[Task brief]
Search the data for the word "patch" and copy each line that has it.

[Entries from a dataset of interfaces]
>>>>>
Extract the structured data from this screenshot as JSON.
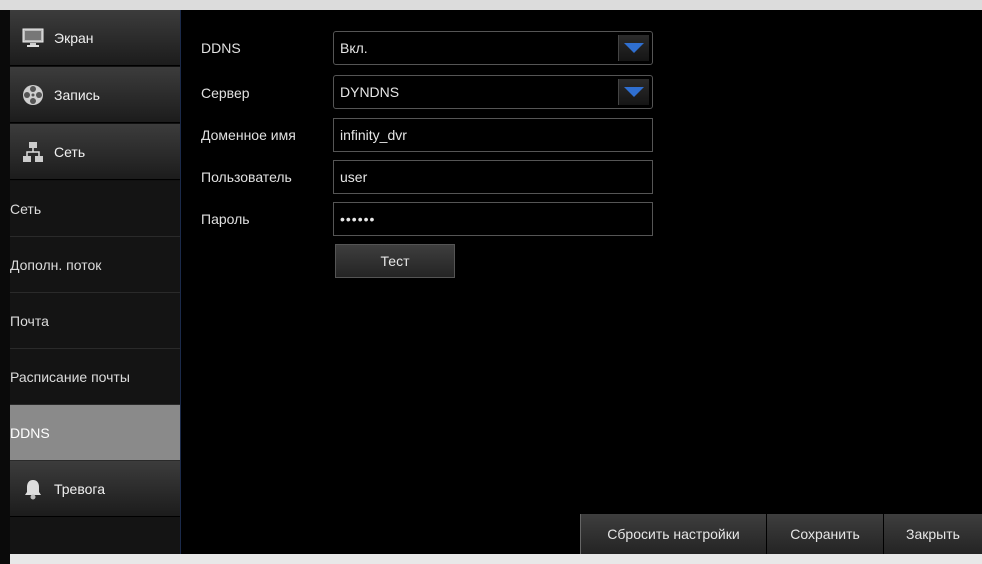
{
  "sidebar": {
    "categories": [
      {
        "label": "Экран",
        "icon": "monitor-icon"
      },
      {
        "label": "Запись",
        "icon": "film-reel-icon"
      },
      {
        "label": "Сеть",
        "icon": "network-icon"
      },
      {
        "label": "Тревога",
        "icon": "bell-icon"
      }
    ],
    "subitems": [
      "Сеть",
      "Дополн. поток",
      "Почта",
      "Расписание почты",
      "DDNS"
    ],
    "active_subitem": "DDNS"
  },
  "form": {
    "ddns": {
      "label": "DDNS",
      "value": "Вкл."
    },
    "server": {
      "label": "Сервер",
      "value": "DYNDNS"
    },
    "domain": {
      "label": "Доменное имя",
      "value": "infinity_dvr"
    },
    "user": {
      "label": "Пользователь",
      "value": "user"
    },
    "password": {
      "label": "Пароль",
      "value": "••••••"
    },
    "test_button": "Тест"
  },
  "footer": {
    "reset": "Сбросить настройки",
    "save": "Сохранить",
    "close": "Закрыть"
  },
  "colors": {
    "accent_arrow": "#2f6fd0",
    "active_item": "#8a8a8a"
  }
}
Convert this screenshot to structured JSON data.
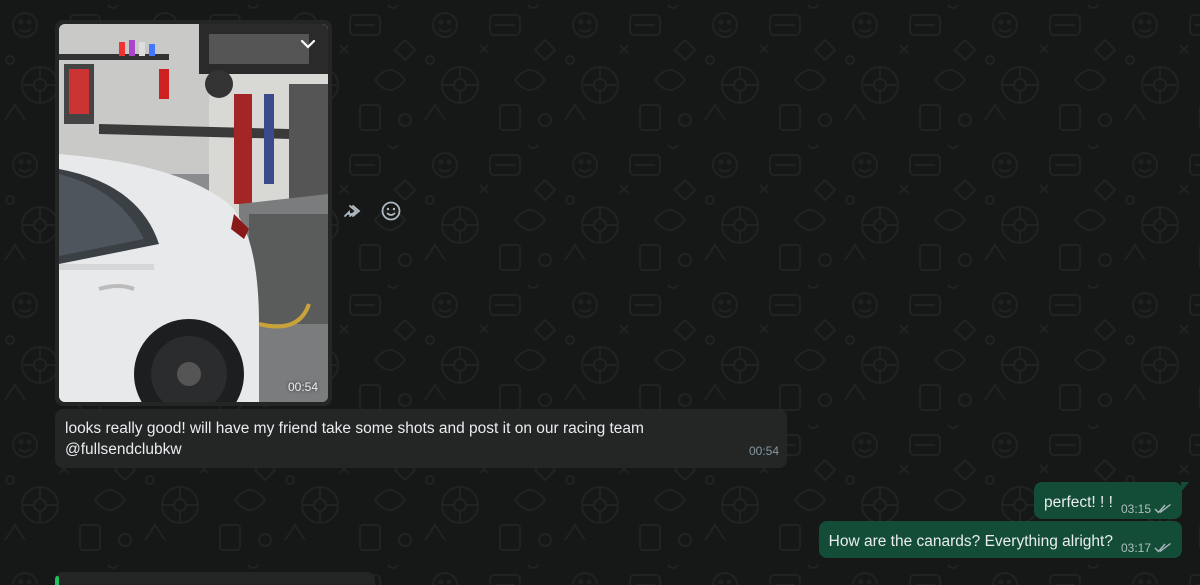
{
  "chat": {
    "image_message": {
      "time": "00:54",
      "menu_icon": "chevron-down-icon"
    },
    "hover_actions": {
      "forward_icon": "forward-icon",
      "react_icon": "emoji-icon"
    },
    "text_message": {
      "line1": "looks really good! will have my friend take some shots and post it on our racing team",
      "line2": "@fullsendclubkw",
      "time": "00:54"
    },
    "outgoing": [
      {
        "text": "perfect! ! !",
        "time": "03:15",
        "status_icon": "double-check-icon"
      },
      {
        "text": "How are the canards? Everything alright?",
        "time": "03:17",
        "status_icon": "double-check-icon"
      }
    ]
  },
  "colors": {
    "background": "#161717",
    "incoming_bubble": "#242626",
    "outgoing_bubble": "#144d37",
    "accent": "#21c063"
  }
}
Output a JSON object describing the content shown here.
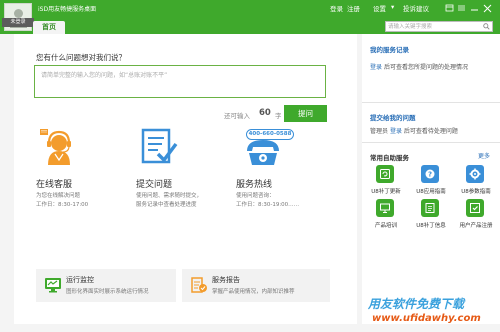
{
  "colors": {
    "brand_green": "#3fa92c",
    "link_blue": "#2a6fb7",
    "icon_orange": "#f39c2c",
    "icon_blue": "#3a8fd8"
  },
  "header": {
    "login_status": "未登录",
    "app_title": "iSD用友畅捷服务桌面",
    "tab_home": "首页",
    "login": "登录",
    "register": "注册",
    "settings": "设置",
    "feedback": "投诉建议",
    "search_placeholder": "请输入关键字搜索"
  },
  "question": {
    "title": "您有什么问题想对我们说？",
    "placeholder": "请简单完整的输入您的问题，如“总账对账不平”",
    "remaining_label": "还可输入",
    "remaining_count": "60",
    "remaining_unit": "字",
    "submit": "提问"
  },
  "services": [
    {
      "title": "在线客服",
      "desc1": "为您在线解决问题",
      "desc2": "工作日：8:30-17:00",
      "icon": "customer-service-icon"
    },
    {
      "title": "提交问题",
      "desc1": "使用问题、需求随时提交，",
      "desc2": "服务记录中查看处理进度",
      "icon": "submit-question-icon"
    },
    {
      "title": "服务热线",
      "desc1": "使用问题咨询：",
      "desc2": "工作日：8:30-19:00……",
      "icon": "hotline-phone-icon",
      "phone": "400-660-0588"
    }
  ],
  "features": [
    {
      "title": "运行监控",
      "desc": "图形化界面实时展示系统运行情况",
      "icon": "monitor-icon"
    },
    {
      "title": "服务报告",
      "desc": "掌握产品使用情况，内部知识推荐",
      "icon": "service-report-icon"
    }
  ],
  "sidebar": {
    "service_records_title": "我的服务记录",
    "service_records_link": "登录",
    "service_records_text": "后可查看您所提问题的处理情况",
    "submitted_title": "提交给我的问题",
    "submitted_prefix": "管理员",
    "submitted_link": "登录",
    "submitted_text": "后可查看待处理问题",
    "self_service_title": "常用自助服务",
    "more": "更多",
    "tiles": [
      {
        "label": "U8补丁更新",
        "icon": "patch-update-icon",
        "color": "#3fa92c"
      },
      {
        "label": "U8应用指南",
        "icon": "app-guide-icon",
        "color": "#3a8fd8"
      },
      {
        "label": "U8参数指南",
        "icon": "parameter-guide-icon",
        "color": "#3a8fd8"
      },
      {
        "label": "产品培训",
        "icon": "product-training-icon",
        "color": "#3fa92c"
      },
      {
        "label": "U8补丁信息",
        "icon": "patch-info-icon",
        "color": "#3fa92c"
      },
      {
        "label": "用户产品注册",
        "icon": "product-registration-icon",
        "color": "#3fa92c"
      }
    ]
  },
  "watermark": {
    "text": "用友软件免费下载",
    "url": "www.ufidawhy.com"
  }
}
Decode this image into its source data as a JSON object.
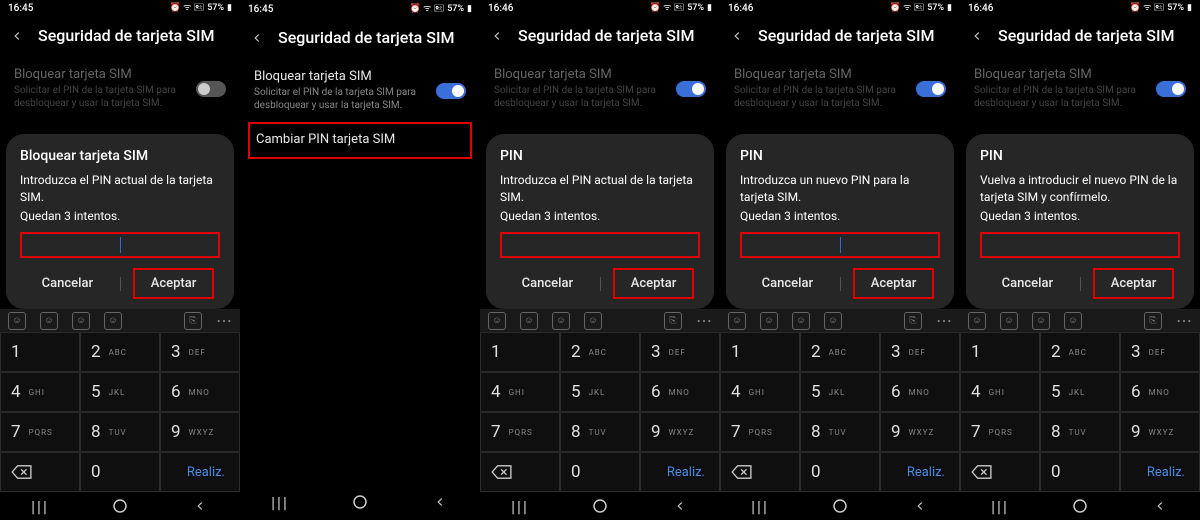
{
  "panes": [
    {
      "status": {
        "time": "16:45",
        "battery": "57%"
      },
      "header": {
        "title": "Seguridad de tarjeta SIM"
      },
      "lock": {
        "title": "Bloquear tarjeta SIM",
        "desc": "Solicitar el PIN de la tarjeta SIM para desbloquear y usar la tarjeta SIM.",
        "on": false,
        "dimmed": true
      },
      "faded_row": "",
      "dialog": {
        "title": "Bloquear tarjeta SIM",
        "msg": "Introduzca el PIN actual de la tarjeta SIM.",
        "attempts": "Quedan 3 intentos.",
        "caret": true,
        "cancel": "Cancelar",
        "accept": "Aceptar"
      },
      "has_keyboard": true,
      "change_pin": null
    },
    {
      "status": {
        "time": "16:45",
        "battery": "57%"
      },
      "header": {
        "title": "Seguridad de tarjeta SIM"
      },
      "lock": {
        "title": "Bloquear tarjeta SIM",
        "desc": "Solicitar el PIN de la tarjeta SIM para desbloquear y usar la tarjeta SIM.",
        "on": true,
        "dimmed": false
      },
      "faded_row": "",
      "dialog": null,
      "has_keyboard": false,
      "change_pin": {
        "title": "Cambiar PIN tarjeta SIM"
      }
    },
    {
      "status": {
        "time": "16:46",
        "battery": "57%"
      },
      "header": {
        "title": "Seguridad de tarjeta SIM"
      },
      "lock": {
        "title": "Bloquear tarjeta SIM",
        "desc": "Solicitar el PIN de la tarjeta SIM para desbloquear y usar la tarjeta SIM.",
        "on": true,
        "dimmed": true
      },
      "faded_row": "",
      "dialog": {
        "title": "PIN",
        "msg": "Introduzca el PIN actual de la tarjeta SIM.",
        "attempts": "Quedan 3 intentos.",
        "caret": false,
        "cancel": "Cancelar",
        "accept": "Aceptar"
      },
      "has_keyboard": true,
      "change_pin": null
    },
    {
      "status": {
        "time": "16:46",
        "battery": "57%"
      },
      "header": {
        "title": "Seguridad de tarjeta SIM"
      },
      "lock": {
        "title": "Bloquear tarjeta SIM",
        "desc": "Solicitar el PIN de la tarjeta SIM para desbloquear y usar la tarjeta SIM.",
        "on": true,
        "dimmed": true
      },
      "faded_row": "",
      "dialog": {
        "title": "PIN",
        "msg": "Introduzca un nuevo PIN para la tarjeta SIM.",
        "attempts": "Quedan 3 intentos.",
        "caret": true,
        "cancel": "Cancelar",
        "accept": "Aceptar"
      },
      "has_keyboard": true,
      "change_pin": null
    },
    {
      "status": {
        "time": "16:46",
        "battery": "57%"
      },
      "header": {
        "title": "Seguridad de tarjeta SIM"
      },
      "lock": {
        "title": "Bloquear tarjeta SIM",
        "desc": "Solicitar el PIN de la tarjeta SIM para desbloquear y usar la tarjeta SIM.",
        "on": true,
        "dimmed": true
      },
      "faded_row": "",
      "dialog": {
        "title": "PIN",
        "msg": "Vuelva a introducir el nuevo PIN de la tarjeta SIM y confírmelo.",
        "attempts": "Quedan 3 intentos.",
        "caret": false,
        "cancel": "Cancelar",
        "accept": "Aceptar"
      },
      "has_keyboard": true,
      "change_pin": null
    }
  ],
  "keypad": {
    "keys": [
      {
        "n": "1",
        "l": ""
      },
      {
        "n": "2",
        "l": "ABC"
      },
      {
        "n": "3",
        "l": "DEF"
      },
      {
        "n": "4",
        "l": "GHI"
      },
      {
        "n": "5",
        "l": "JKL"
      },
      {
        "n": "6",
        "l": "MNO"
      },
      {
        "n": "7",
        "l": "PQRS"
      },
      {
        "n": "8",
        "l": "TUV"
      },
      {
        "n": "9",
        "l": "WXYZ"
      }
    ],
    "zero": "0",
    "done": "Realiz."
  },
  "icons": {
    "status_glyphs": "⏰ ᯤ 🖭"
  }
}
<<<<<
[Result of this task]
        "icon": "patch-update-icon",
        "icon": "patch-info-icon",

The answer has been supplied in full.